▶ _Aim of the task_: Which of the lines in the data below contain the string "kind"? Copy each of them.

▶ _Records for processing_:
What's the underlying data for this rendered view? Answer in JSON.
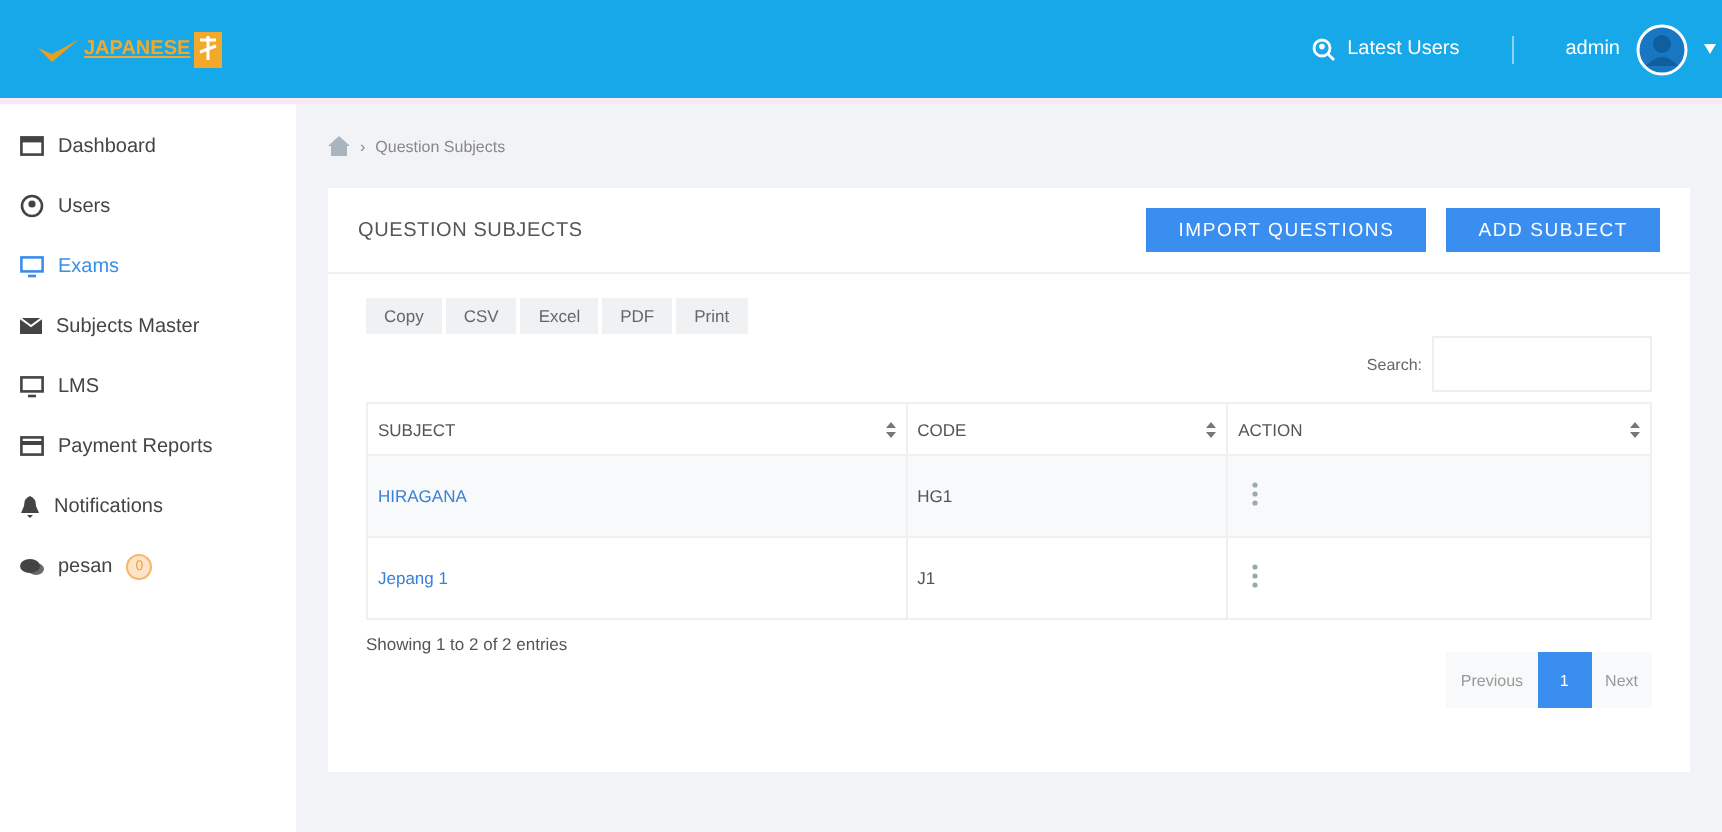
{
  "header": {
    "logo": "JAPANESE",
    "latest_users": "Latest Users",
    "user": "admin"
  },
  "sidebar": {
    "items": [
      {
        "label": "Dashboard",
        "kind": "calendar",
        "selected": false
      },
      {
        "label": "Users",
        "kind": "user",
        "selected": false
      },
      {
        "label": "Exams",
        "kind": "monitor",
        "selected": true
      },
      {
        "label": "Subjects Master",
        "kind": "mail",
        "selected": false
      },
      {
        "label": "LMS",
        "kind": "monitor",
        "selected": false
      },
      {
        "label": "Payment Reports",
        "kind": "card",
        "selected": false
      },
      {
        "label": "Notifications",
        "kind": "bell",
        "selected": false
      },
      {
        "label": "pesan",
        "kind": "chat",
        "selected": false,
        "badge": "0"
      }
    ]
  },
  "breadcrumb": {
    "separator": "›",
    "current": "Question Subjects"
  },
  "card": {
    "title": "QUESTION SUBJECTS",
    "actions": [
      "IMPORT QUESTIONS",
      "ADD SUBJECT"
    ],
    "export_buttons": [
      "Copy",
      "CSV",
      "Excel",
      "PDF",
      "Print"
    ],
    "search_label": "Search:",
    "table": {
      "columns": [
        "SUBJECT",
        "CODE",
        "ACTION"
      ],
      "rows": [
        {
          "subject": "HIRAGANA",
          "code": "HG1"
        },
        {
          "subject": "Jepang 1",
          "code": "J1"
        }
      ]
    },
    "info": "Showing 1 to 2 of 2 entries",
    "pagination": {
      "previous": "Previous",
      "pages": [
        {
          "label": "1",
          "selected": true
        }
      ],
      "next": "Next"
    }
  }
}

▶ _Answer section_:
        "kind": "calendar",
        "kind": "user",
        "kind": "monitor",
        "kind": "mail",
        "kind": "monitor",
        "kind": "card",
        "kind": "bell",
        "kind": "chat",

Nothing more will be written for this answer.